◆ Task to complete: Leave out the images; return the rest of the data exactly.

◆ Source records:
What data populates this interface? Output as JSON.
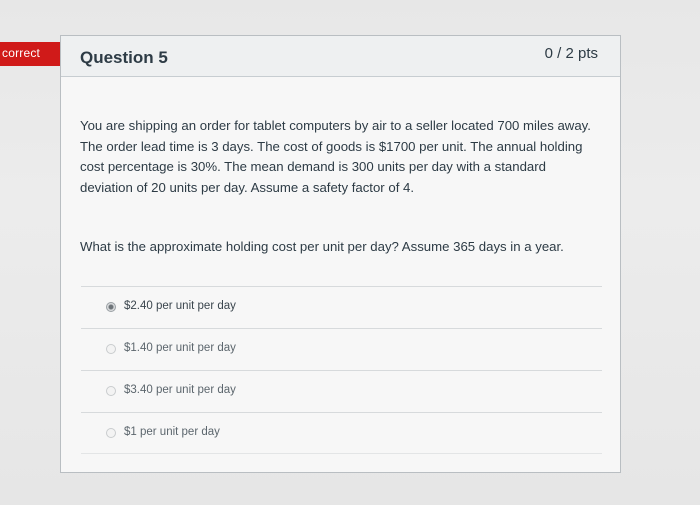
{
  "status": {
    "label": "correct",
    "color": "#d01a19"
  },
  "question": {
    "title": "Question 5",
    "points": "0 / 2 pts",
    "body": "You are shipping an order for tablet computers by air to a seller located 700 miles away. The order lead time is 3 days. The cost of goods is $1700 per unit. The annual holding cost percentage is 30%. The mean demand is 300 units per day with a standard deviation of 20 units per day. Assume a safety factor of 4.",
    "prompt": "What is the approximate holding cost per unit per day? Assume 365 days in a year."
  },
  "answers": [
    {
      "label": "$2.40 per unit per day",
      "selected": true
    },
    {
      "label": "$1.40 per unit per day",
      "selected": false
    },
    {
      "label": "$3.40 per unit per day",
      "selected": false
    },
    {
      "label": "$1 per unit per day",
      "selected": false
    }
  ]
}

◆ Answer to this exercise:
What data populates this interface? Output as JSON.
{
  "status": {
    "label": "correct",
    "color": "#d01a19"
  },
  "question": {
    "title": "Question 5",
    "points": "0 / 2 pts",
    "body": "You are shipping an order for tablet computers by air to a seller located 700 miles away. The order lead time is 3 days. The cost of goods is $1700 per unit. The annual holding cost percentage is 30%. The mean demand is 300 units per day with a standard deviation of 20 units per day. Assume a safety factor of 4.",
    "prompt": "What is the approximate holding cost per unit per day? Assume 365 days in a year."
  },
  "answers": [
    {
      "label": "$2.40 per unit per day",
      "selected": true
    },
    {
      "label": "$1.40 per unit per day",
      "selected": false
    },
    {
      "label": "$3.40 per unit per day",
      "selected": false
    },
    {
      "label": "$1 per unit per day",
      "selected": false
    }
  ]
}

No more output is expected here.